You can request remote and personalized assistance with onboarding. Our FastTrack engineers will help you plan your Office 365 project, assess your technical environment, provide remediation guidance, and provide user adoption assistance. For businesses with at least 500 licenses, Microsoft also provides personalized assistance to migrate data to Office 365.
See the FastTrack Center Video: http://aka.ms/meetfasttrack
Get started today: http://fasttrack.microsoft.com
Tip: Businesses with 1-149 licenses still have access to FastTrack guidance via links in the Admin Center and also available at https://aka.ms/setupguidance.
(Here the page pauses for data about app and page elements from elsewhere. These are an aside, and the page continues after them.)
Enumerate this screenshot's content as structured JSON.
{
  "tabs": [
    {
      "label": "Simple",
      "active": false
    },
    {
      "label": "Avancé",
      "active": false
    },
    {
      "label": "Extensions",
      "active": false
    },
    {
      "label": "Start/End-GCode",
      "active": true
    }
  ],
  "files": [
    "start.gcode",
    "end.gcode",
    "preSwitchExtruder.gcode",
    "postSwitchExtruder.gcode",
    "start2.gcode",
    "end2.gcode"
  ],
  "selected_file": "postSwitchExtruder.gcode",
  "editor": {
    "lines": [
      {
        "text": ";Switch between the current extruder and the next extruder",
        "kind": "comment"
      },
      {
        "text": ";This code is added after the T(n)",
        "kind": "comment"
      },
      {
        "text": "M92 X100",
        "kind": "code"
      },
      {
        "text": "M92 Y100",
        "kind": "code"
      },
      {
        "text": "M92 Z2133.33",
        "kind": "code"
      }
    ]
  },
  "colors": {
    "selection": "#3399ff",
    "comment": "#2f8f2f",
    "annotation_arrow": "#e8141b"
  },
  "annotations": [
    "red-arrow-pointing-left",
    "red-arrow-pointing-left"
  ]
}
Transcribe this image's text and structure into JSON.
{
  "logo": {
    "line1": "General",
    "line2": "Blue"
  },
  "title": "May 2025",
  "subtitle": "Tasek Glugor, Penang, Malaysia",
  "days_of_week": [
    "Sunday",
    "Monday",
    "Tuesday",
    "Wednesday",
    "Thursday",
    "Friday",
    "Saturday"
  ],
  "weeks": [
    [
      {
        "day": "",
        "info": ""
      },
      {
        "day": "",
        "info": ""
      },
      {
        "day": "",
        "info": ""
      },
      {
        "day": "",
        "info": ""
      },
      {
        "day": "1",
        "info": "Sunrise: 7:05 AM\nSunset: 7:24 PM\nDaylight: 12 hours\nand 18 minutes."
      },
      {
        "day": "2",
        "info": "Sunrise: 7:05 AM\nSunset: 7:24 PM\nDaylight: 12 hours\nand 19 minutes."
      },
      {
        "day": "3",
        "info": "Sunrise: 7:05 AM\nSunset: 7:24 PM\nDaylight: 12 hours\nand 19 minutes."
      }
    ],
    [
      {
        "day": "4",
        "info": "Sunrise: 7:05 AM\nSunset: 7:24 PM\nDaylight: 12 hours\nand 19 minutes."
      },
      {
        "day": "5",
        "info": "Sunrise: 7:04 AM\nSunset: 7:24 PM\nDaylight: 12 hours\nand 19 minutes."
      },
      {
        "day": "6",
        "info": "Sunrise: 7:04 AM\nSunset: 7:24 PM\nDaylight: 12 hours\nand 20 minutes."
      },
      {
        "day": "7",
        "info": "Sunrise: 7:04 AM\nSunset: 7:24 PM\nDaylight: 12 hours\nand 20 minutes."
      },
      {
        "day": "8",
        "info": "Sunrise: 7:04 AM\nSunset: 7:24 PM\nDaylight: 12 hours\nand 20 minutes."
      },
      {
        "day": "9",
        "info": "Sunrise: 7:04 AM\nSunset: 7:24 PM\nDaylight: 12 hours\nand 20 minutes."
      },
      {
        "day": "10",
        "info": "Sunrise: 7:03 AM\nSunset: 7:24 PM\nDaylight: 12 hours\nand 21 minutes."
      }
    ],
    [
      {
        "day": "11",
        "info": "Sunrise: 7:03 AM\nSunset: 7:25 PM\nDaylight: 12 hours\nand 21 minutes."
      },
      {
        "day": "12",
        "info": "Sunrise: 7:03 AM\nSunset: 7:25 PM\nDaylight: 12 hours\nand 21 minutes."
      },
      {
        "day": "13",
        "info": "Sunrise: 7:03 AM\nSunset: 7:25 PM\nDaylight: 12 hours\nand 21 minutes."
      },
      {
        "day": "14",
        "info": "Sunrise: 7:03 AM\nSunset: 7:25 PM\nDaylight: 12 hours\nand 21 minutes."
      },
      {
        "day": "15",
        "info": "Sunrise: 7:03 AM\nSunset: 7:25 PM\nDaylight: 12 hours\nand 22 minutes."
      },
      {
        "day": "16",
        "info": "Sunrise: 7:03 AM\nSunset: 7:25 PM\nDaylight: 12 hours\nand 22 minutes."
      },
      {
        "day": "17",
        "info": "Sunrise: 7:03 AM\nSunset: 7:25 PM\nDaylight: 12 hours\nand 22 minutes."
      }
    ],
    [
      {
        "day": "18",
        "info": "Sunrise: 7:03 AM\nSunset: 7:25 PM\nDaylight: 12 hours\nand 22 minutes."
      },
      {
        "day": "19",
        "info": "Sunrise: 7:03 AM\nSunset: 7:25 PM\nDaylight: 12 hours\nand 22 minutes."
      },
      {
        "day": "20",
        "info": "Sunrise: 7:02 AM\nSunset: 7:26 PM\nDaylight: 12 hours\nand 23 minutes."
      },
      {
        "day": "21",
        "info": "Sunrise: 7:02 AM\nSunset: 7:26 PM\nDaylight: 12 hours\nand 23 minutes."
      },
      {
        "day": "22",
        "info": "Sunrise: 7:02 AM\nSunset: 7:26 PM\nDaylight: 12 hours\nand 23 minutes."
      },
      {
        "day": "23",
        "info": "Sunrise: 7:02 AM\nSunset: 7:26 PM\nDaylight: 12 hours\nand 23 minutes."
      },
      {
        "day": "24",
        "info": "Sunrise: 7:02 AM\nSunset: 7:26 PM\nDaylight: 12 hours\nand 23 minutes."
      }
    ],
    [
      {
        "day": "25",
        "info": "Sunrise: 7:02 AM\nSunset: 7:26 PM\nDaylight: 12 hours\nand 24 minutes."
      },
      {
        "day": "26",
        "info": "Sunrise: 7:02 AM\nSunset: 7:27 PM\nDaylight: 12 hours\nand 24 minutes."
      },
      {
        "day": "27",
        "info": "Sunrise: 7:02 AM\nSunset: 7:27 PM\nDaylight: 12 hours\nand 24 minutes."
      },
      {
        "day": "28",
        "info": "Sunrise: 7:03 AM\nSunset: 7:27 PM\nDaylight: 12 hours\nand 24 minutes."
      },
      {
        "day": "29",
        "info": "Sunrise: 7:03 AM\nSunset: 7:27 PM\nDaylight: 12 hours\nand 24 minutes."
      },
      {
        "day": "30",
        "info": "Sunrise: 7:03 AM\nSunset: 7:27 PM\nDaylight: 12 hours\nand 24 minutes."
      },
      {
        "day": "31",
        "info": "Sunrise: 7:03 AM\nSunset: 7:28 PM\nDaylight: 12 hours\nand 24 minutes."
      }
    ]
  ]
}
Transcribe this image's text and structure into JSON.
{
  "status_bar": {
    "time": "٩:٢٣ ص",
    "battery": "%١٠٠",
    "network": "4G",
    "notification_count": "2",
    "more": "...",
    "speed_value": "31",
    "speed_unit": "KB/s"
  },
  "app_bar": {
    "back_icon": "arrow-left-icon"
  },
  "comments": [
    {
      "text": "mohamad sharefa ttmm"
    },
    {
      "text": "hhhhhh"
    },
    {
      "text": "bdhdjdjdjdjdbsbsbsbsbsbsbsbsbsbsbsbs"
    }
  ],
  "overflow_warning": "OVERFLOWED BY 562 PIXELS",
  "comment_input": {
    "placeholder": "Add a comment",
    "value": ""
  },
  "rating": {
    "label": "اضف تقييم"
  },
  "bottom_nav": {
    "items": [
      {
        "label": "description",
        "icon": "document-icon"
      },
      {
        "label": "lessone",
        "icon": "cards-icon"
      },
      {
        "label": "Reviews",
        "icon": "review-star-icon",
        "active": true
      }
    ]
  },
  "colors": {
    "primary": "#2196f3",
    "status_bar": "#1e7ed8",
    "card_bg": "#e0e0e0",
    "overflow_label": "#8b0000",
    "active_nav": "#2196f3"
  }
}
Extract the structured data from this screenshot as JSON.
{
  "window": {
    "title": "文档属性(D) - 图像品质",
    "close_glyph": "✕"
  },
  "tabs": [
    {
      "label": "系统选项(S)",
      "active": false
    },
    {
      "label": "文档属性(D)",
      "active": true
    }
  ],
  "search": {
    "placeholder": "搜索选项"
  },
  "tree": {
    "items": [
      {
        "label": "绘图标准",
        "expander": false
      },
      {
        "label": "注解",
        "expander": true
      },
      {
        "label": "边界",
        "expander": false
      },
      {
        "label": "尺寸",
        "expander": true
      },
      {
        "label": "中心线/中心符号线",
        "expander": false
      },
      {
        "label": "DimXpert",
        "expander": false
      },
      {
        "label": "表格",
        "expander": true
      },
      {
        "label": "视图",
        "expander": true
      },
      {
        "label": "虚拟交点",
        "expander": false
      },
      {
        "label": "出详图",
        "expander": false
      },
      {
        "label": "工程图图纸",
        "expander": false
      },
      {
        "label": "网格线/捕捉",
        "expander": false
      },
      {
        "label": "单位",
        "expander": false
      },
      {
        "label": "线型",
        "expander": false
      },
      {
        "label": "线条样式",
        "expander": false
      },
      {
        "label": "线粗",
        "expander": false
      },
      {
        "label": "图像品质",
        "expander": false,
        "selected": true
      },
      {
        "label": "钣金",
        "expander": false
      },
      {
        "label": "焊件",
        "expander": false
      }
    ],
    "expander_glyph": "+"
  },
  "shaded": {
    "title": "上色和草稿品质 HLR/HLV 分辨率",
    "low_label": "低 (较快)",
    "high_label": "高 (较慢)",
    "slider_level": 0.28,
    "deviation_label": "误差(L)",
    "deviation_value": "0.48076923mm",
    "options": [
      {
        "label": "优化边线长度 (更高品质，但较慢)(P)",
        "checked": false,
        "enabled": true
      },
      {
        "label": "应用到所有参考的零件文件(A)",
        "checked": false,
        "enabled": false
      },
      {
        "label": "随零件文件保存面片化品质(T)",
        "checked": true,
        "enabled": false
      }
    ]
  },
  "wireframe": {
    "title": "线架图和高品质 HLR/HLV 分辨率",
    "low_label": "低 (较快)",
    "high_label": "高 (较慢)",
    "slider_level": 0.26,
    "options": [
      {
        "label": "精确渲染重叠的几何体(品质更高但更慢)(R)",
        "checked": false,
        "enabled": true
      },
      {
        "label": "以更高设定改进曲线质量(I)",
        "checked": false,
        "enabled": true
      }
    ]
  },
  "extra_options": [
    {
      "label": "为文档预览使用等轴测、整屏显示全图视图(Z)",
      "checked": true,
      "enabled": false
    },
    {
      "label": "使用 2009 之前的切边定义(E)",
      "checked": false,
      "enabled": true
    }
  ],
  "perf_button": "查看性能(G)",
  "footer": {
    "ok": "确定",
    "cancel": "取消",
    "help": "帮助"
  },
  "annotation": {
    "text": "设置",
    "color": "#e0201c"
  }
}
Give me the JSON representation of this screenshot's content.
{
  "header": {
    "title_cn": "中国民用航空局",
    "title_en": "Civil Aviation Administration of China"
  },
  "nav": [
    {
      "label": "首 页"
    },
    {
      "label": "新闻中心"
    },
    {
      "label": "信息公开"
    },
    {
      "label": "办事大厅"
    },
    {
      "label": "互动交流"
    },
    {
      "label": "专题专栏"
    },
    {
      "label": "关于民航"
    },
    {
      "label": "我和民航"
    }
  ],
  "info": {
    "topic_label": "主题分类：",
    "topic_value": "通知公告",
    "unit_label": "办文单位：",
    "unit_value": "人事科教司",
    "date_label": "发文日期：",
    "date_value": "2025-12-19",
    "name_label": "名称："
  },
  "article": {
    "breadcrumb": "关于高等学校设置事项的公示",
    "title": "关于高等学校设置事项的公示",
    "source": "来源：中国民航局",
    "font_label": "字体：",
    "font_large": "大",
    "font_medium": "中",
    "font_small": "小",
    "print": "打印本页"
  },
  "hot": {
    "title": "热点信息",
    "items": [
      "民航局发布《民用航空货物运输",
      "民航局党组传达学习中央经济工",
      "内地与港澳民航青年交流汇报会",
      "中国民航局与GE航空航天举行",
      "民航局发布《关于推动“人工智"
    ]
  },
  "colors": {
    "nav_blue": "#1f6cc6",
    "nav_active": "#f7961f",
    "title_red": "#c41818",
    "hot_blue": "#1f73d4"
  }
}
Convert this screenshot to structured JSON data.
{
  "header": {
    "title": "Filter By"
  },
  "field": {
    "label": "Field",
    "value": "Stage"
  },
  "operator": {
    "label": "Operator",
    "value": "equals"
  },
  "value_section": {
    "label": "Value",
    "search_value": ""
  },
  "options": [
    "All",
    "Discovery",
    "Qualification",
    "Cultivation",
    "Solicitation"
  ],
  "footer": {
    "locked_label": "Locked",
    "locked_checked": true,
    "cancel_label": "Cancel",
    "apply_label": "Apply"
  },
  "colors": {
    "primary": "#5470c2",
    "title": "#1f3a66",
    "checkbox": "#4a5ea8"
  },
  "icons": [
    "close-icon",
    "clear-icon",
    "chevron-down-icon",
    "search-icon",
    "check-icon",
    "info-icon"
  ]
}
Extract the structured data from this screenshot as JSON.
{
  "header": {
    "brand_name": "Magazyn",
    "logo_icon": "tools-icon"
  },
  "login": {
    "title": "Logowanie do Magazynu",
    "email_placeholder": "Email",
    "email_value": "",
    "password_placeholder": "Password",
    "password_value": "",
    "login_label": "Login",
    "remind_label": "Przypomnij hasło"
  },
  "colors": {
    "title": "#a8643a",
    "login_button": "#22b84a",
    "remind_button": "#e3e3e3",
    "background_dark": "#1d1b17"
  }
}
Discover how to efficiently manage your organization's implementation of Office 365, including global subscription settings, Exchange mailboxes, and SharePoint and Skype for Business services. In this course, David Elfassy looks at Office 365 from the perspective of an IT professional, showing how to implement enterprise-level services, no matter the size of your business. David helps you understand your service-level agreement, set up email domains, and configure policies and multifactor authentication. He also dives into advanced Office 365 configurations, including how to implement multifactor authentication, troubleshoot with admin center tools, and more.
Managing global subscription settings, domain names, and user settings
Managing Exchange user mailboxes
Implementing Exchange distribution and security groups
Using a message trace
Implementing Exchange rules
Managing SharePoint compliance settings
Managing Skype for Business settings
Using remote PowerShell to manage Office 365